■ Task to carry out ■
Every line in the data below that holds "přenáší" should be found and copied.

[Records from a dataset]

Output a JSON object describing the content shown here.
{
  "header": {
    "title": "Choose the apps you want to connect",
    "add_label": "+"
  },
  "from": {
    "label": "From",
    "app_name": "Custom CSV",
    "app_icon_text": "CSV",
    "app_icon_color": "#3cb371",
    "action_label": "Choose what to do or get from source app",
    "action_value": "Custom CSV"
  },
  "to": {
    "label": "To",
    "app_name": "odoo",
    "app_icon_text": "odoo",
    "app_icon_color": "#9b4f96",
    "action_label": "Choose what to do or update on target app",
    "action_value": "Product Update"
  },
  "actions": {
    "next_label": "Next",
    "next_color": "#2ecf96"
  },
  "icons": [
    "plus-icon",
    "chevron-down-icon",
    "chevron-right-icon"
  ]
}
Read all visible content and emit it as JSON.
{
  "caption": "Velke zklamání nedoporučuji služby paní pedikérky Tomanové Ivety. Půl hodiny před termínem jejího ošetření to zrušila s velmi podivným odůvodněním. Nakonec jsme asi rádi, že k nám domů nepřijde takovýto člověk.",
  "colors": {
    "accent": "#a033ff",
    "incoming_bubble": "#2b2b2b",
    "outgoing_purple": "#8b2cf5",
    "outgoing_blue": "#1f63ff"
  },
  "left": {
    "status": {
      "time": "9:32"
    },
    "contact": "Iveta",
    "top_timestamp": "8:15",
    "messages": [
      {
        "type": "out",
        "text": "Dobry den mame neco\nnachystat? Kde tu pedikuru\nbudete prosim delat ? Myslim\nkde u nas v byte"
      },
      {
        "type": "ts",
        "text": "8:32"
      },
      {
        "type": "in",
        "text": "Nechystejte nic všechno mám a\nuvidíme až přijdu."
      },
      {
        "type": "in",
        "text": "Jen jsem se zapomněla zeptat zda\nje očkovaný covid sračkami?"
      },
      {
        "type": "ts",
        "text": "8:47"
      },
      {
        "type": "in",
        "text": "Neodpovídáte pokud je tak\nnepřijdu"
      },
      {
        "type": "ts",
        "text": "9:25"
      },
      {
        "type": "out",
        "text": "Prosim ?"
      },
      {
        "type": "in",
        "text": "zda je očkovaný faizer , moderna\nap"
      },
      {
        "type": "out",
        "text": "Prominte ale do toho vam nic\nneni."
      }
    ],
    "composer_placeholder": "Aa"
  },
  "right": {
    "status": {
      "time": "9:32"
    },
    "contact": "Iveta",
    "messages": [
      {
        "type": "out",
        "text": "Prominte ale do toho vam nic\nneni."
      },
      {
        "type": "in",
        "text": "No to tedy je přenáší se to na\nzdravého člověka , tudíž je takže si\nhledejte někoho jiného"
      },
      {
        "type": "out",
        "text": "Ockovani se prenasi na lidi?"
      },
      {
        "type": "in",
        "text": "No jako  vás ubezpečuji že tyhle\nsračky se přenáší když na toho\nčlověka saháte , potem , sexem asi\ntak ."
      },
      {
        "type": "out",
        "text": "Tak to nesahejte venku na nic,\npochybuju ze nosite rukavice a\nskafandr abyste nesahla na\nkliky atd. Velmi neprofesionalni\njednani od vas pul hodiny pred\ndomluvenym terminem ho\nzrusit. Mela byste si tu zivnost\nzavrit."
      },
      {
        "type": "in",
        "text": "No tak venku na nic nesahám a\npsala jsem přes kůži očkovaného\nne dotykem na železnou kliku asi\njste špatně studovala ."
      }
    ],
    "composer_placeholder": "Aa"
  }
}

■ Response area ■
        "text": "No to tedy je přenáší se to na\nzdravého člověka , tudíž je takže si\nhledejte někoho jiného"
        "text": "No jako  vás ubezpečuji že tyhle\nsračky se přenáší když na toho\nčlověka saháte , potem , sexem asi\ntak ."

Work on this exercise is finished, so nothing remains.